The activists had hoped that workers’ political rights, such as independent trade unions and collective bargaining, would become possible as part of a gradual reform process that would start with improved working and living conditions. Despite engagement with the activists – in stark contrast to attitudes in other Gulf states that bar entry and detain critics – Qatar has yet to enact lofty promises of change.
The handling of the strike suggests not only that Qatar, a comparatively enlightened autocracy, has no intention of political liberalisation at the end of the process, but that even those issues Qatar is willing to discuss are at risk.
The intervention by the police effectively deprived the workers of their last resort to voice legitimate grievances that violate existing Qatari rules and regulations as well as Qatari promises of reform. In the absence of an investigation of the reasons for the strike, it reduced the police to acting as the private security arm of potentially abusive employers.
In a stark condemnation, International Trade Union Confederation (ITUC) secretary general Sharan Burrow, one of Qatar’s most uncompromising critics, charged that “Qatar’s brutal disregard for migrant workers is on display once again. The ‘labour reforms’ promised by the authorities add up to nothing, and (world football body) FIFA, the athletics body IAAF, multinationals and others which are getting a free ride on the back of modern slavery in Qatar should be ashamed to be in league with a dictatorship like this,” Burrow said in a statement.
Burrow was referring to Qatar’s winning this month of the right to host the 2019 world athletics championships despite the fact that it had yet to enact serious labour reform. Human Rights Watch researcher Nicholas McGeehan told The Guardian that “if Qatar had shown any signs of making significant reforms to its labour system then this decision could have represented just reward for Qatar’s progress, but as it stands it looks like the IAAF has just given its seal of approval to Qatar’s callous indifference” towards the rights of foreign workers.
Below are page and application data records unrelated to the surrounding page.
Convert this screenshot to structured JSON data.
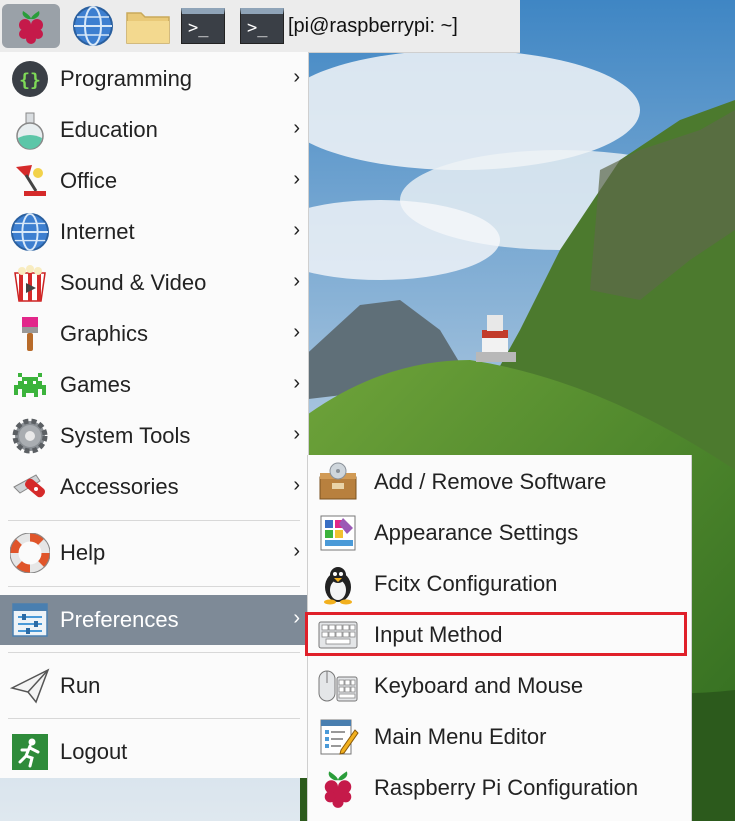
{
  "taskbar": {
    "menu_icon": "raspberry-icon",
    "browser_icon": "globe-icon",
    "files_icon": "folder-icon",
    "terminal_icon": "terminal-icon",
    "task_label": "[pi@raspberrypi: ~]"
  },
  "main_menu": {
    "items": [
      {
        "label": "Programming",
        "icon": "programming-icon",
        "has_submenu": true
      },
      {
        "label": "Education",
        "icon": "education-flask-icon",
        "has_submenu": true
      },
      {
        "label": "Office",
        "icon": "office-lamp-icon",
        "has_submenu": true
      },
      {
        "label": "Internet",
        "icon": "globe-icon",
        "has_submenu": true
      },
      {
        "label": "Sound & Video",
        "icon": "popcorn-icon",
        "has_submenu": true
      },
      {
        "label": "Graphics",
        "icon": "paintbrush-icon",
        "has_submenu": true
      },
      {
        "label": "Games",
        "icon": "space-invader-icon",
        "has_submenu": true
      },
      {
        "label": "System Tools",
        "icon": "gear-icon",
        "has_submenu": true
      },
      {
        "label": "Accessories",
        "icon": "pocket-knife-icon",
        "has_submenu": true
      },
      {
        "label": "Help",
        "icon": "lifebuoy-icon",
        "has_submenu": true
      },
      {
        "label": "Preferences",
        "icon": "preferences-sliders-icon",
        "has_submenu": true,
        "active": true
      },
      {
        "label": "Run",
        "icon": "paper-plane-icon",
        "has_submenu": false
      },
      {
        "label": "Logout",
        "icon": "exit-runner-icon",
        "has_submenu": false
      }
    ],
    "chevron": "›"
  },
  "submenu": {
    "items": [
      {
        "label": "Add / Remove Software",
        "icon": "software-box-icon"
      },
      {
        "label": "Appearance Settings",
        "icon": "appearance-palette-icon"
      },
      {
        "label": "Fcitx Configuration",
        "icon": "penguin-icon"
      },
      {
        "label": "Input Method",
        "icon": "keyboard-icon",
        "highlighted": true
      },
      {
        "label": "Keyboard and Mouse",
        "icon": "keyboard-mouse-icon"
      },
      {
        "label": "Main Menu Editor",
        "icon": "menu-editor-icon"
      },
      {
        "label": "Raspberry Pi Configuration",
        "icon": "raspberry-icon"
      }
    ]
  },
  "colors": {
    "active_item_bg": "#7e8a97",
    "highlight_border": "#e0202a",
    "menu_bg": "#fbfbfb"
  }
}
In a bid to circumvent Qatar’s ban on trade unions, international labour groups are exploring ways to help workers in countries like Qatar express grievances and unionise by, for example, joining global organisations such as Building and Wood Workers’ International (BWI). BWI executives recently held a series of discreet meetings with workers in Qatar.
Swedish newspaper Svenska Dagbladet quoted Swedish Building Workers’ Union chairman Johan Lindholm as telling South Asian workers during an encounter in a restaurant: “There are 1.5 million of you. They need you. You are building their nation and you will be the ones building the Football World Cup in 2022. You should have rights!”
Workers raised the same kind of complaints during the encounter that prompted their colleagues to go on strike, according to Svenska Dagbladet. The newspaper said one worker pulled receipts out of his pocket to prove that they were forced to buy food in a company canteen that was double the price of what it would cost the workers to cook their own food.
In what appeared to suggest a growing assertiveness among some foreign workers, the worker with the receipts told the trade unionists he was willing to risk campaigning for labour rights. “I may get in trouble, but there are 16,000 workers in the company I work for who can have it better. I’ll do it. I’m not afraid,” Svenska Dagbladet quoted the worker as saying.
In response, BWI secretary general Ambet Yuson suggested that a union lawyer could take up the issue if a number of workers would sign a complaint.
The trade union visit was part of an effort to create informal local networks as well as a legal aid office that could help workers seek redress for their grievances. BWI is expected to discuss allowing workers in countries like Qatar to become members at a meeting in May.
“We want to send the international football association FIFA a signal telling them that we will never stop working on this issue. We have put the shovel in the sands of Qatar and we will see to that things start happening,” Mr. Lindholm told the Swedish paper.